The IRS in a memorandum issued by the Small Business Self Employed Division (SBSE-05-0416-0016) has outlined how the agency will approach requests for offers in compromise for businesses that cultivate and sell marijuana in states where state law makes such activities lawful.

The memorandum will supplement procedures found in the Internal Revenue Manual at IRM 5.8.5 (Offers in Compromise—Financial Analysis) and 5.8.7 (Offers in Compromise, Return, Terminate, Withdraw, and Reject Processing).

Although state laws may make the cultivation and sale of marijuana legal, federal law still classifies such activities as illegal. Generally the IRS has rejected offers in compromise for taxes that arise from illegal activities as being against public policy (see IRM

The good news for those who have liabilities that are traced back to the cultivation and sale of marijuana is that the memorandum states that such offers are not to be automatically rejected on public policy grounds. The memorandum notes that:

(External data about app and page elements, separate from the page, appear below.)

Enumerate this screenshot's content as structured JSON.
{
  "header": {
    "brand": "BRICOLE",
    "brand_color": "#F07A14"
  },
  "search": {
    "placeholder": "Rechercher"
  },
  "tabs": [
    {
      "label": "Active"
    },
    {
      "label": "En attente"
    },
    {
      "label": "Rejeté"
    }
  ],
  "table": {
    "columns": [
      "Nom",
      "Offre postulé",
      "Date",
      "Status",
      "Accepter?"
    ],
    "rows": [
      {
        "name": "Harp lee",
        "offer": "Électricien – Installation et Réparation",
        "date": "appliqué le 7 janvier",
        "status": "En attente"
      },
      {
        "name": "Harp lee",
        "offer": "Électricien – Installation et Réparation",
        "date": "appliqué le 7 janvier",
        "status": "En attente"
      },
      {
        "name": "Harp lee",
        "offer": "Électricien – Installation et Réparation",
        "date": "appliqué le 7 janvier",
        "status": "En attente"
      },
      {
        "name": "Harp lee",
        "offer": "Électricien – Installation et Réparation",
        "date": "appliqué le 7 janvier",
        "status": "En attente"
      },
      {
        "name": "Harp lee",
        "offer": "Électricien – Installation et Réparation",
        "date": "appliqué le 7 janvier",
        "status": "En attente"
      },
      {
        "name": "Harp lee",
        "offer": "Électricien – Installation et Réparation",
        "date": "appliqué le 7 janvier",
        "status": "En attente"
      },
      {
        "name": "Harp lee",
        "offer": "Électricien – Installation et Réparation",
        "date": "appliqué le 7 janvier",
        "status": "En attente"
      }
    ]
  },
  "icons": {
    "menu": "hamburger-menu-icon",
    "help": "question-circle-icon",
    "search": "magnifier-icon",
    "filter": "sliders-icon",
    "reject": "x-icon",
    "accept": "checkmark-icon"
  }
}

These provisions are specific to the marijuana industry, where state statutes allow the activity, and are not intended as guidance for other instances involving taxpayers who are in violation of federal law.

So, for instance, if the taxpayer had been growing and selling marijuana in a state where the activity was not legal, or was not in compliance with the state rules where it was legal, these rules would not apply.

However with the good news comes bad news—the computation of income available to pay taxes will be based on federal tax law rules, in particular including the rules at IRC §280E.

IRC §280E denies a deduction for any expenses aside from cost of goods sold that are related to the business of trafficking in federally controlled substances—of which marijuana is one such substance. So, for instance, the cost of paying employees, rent, and the like would not be considered in the computation of the value of future income used to compute the minimum necessary offer.

As a practical matter, this likely will mean that an OIC will only be an option for a taxpayer that has abandoned the business, and so no longer will have any expenses that would be subject to the IRC §280E rules.